=== Section Start ===
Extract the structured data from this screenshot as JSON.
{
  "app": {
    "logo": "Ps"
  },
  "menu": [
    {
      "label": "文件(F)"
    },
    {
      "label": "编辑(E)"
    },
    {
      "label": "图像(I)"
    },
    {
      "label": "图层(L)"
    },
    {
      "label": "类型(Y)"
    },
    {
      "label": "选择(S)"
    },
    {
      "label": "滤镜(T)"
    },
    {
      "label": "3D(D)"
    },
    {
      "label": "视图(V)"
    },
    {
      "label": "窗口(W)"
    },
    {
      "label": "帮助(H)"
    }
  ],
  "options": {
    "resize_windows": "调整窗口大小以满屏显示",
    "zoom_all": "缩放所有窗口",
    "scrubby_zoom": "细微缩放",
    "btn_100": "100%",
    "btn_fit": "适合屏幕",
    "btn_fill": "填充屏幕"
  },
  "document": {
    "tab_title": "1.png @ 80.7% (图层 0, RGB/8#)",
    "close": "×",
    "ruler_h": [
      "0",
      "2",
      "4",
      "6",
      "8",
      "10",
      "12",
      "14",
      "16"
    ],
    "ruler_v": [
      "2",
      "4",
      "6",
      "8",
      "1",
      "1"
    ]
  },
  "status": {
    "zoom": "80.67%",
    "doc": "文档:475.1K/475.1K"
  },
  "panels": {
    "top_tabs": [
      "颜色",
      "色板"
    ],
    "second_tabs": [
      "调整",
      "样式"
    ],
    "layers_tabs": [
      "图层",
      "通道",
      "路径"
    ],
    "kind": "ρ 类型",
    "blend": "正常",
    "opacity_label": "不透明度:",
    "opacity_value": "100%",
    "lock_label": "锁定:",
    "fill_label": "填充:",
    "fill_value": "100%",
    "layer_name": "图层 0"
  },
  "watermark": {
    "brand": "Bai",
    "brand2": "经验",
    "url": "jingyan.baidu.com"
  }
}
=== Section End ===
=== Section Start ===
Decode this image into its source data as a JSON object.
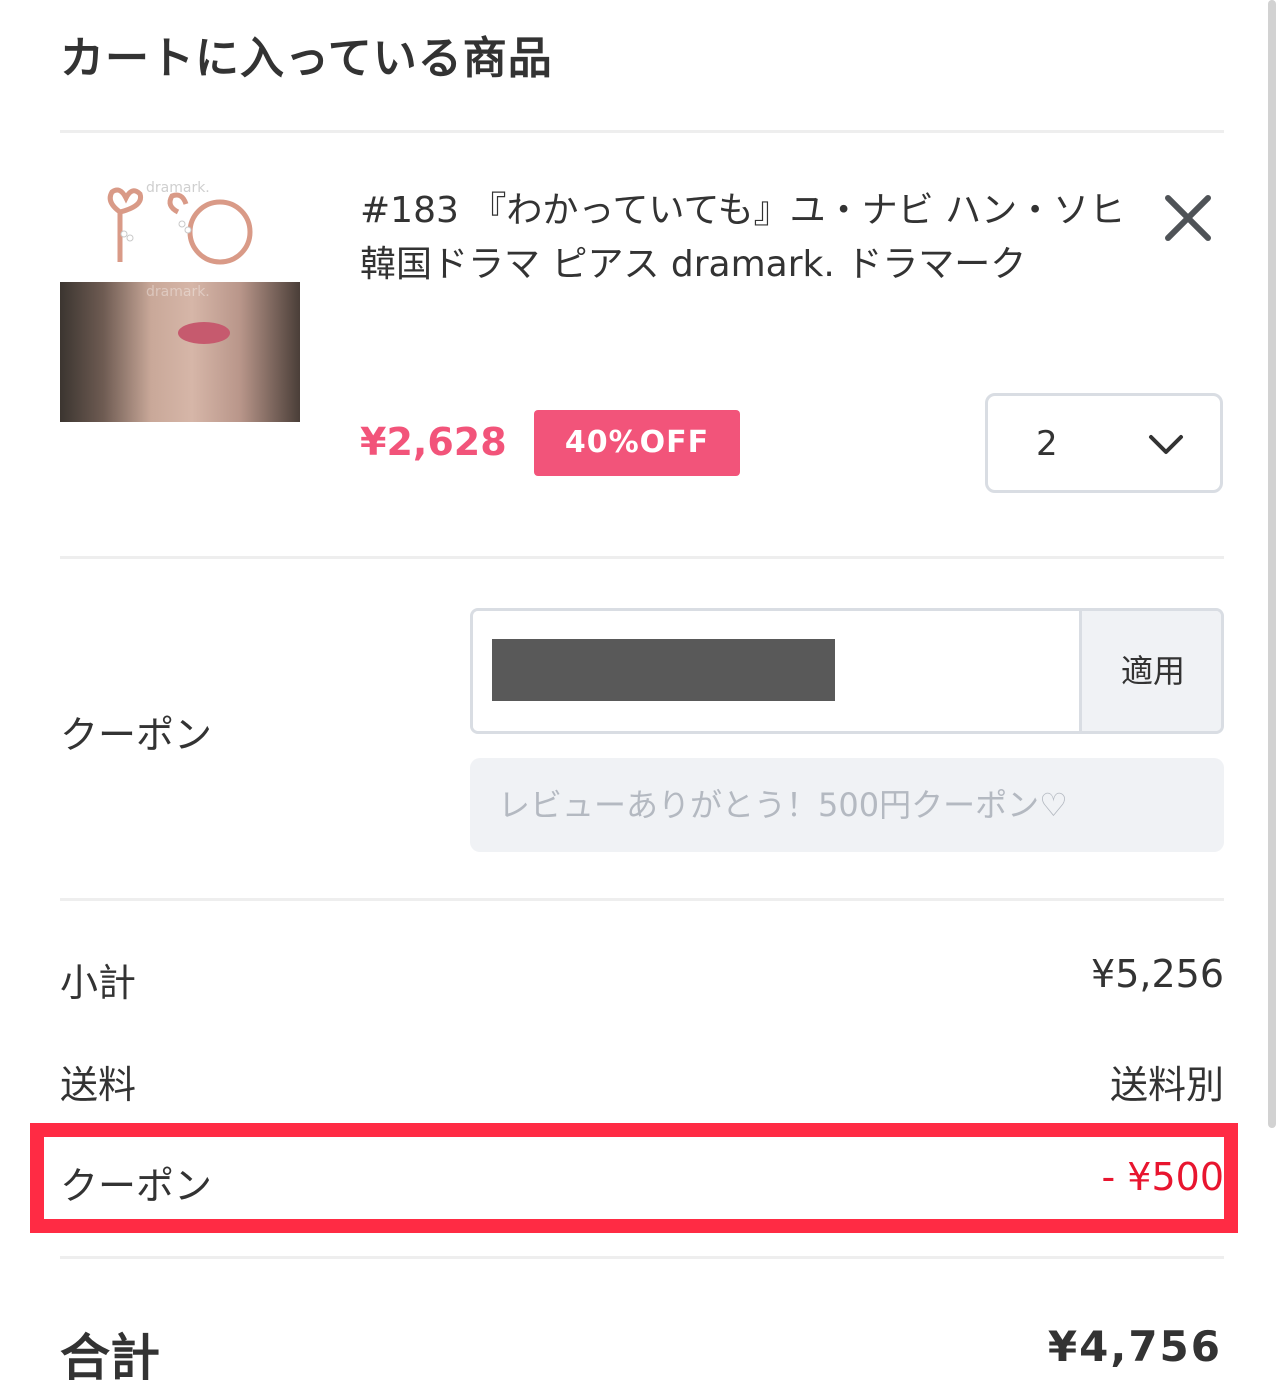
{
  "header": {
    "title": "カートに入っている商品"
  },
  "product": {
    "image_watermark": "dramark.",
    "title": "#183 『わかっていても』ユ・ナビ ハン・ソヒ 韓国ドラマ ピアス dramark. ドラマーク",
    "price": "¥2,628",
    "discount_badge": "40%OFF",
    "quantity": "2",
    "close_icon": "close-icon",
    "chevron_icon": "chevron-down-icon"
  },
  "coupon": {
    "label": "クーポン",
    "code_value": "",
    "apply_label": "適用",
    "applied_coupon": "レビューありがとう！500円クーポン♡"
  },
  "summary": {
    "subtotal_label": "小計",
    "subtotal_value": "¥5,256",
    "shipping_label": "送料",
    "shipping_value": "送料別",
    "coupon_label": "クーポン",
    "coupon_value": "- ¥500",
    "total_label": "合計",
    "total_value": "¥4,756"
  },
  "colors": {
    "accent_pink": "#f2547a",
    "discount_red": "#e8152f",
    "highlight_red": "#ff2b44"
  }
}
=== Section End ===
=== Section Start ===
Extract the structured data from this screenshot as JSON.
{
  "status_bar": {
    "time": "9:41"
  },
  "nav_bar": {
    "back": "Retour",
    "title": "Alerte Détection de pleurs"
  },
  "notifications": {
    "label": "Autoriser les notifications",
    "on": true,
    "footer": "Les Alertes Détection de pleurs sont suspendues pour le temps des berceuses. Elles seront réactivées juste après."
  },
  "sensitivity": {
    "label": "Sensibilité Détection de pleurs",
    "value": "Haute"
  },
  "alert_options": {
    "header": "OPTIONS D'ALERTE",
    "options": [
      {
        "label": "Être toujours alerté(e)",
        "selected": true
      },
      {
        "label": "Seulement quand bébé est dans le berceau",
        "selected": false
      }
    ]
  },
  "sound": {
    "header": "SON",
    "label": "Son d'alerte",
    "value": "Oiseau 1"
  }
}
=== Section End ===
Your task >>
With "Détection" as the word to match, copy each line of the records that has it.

Response >>
    "title": "Alerte Détection de pleurs"
    "footer": "Les Alertes Détection de pleurs sont suspendues pour le temps des berceuses. Elles seront réactivées juste après."
    "label": "Sensibilité Détection de pleurs",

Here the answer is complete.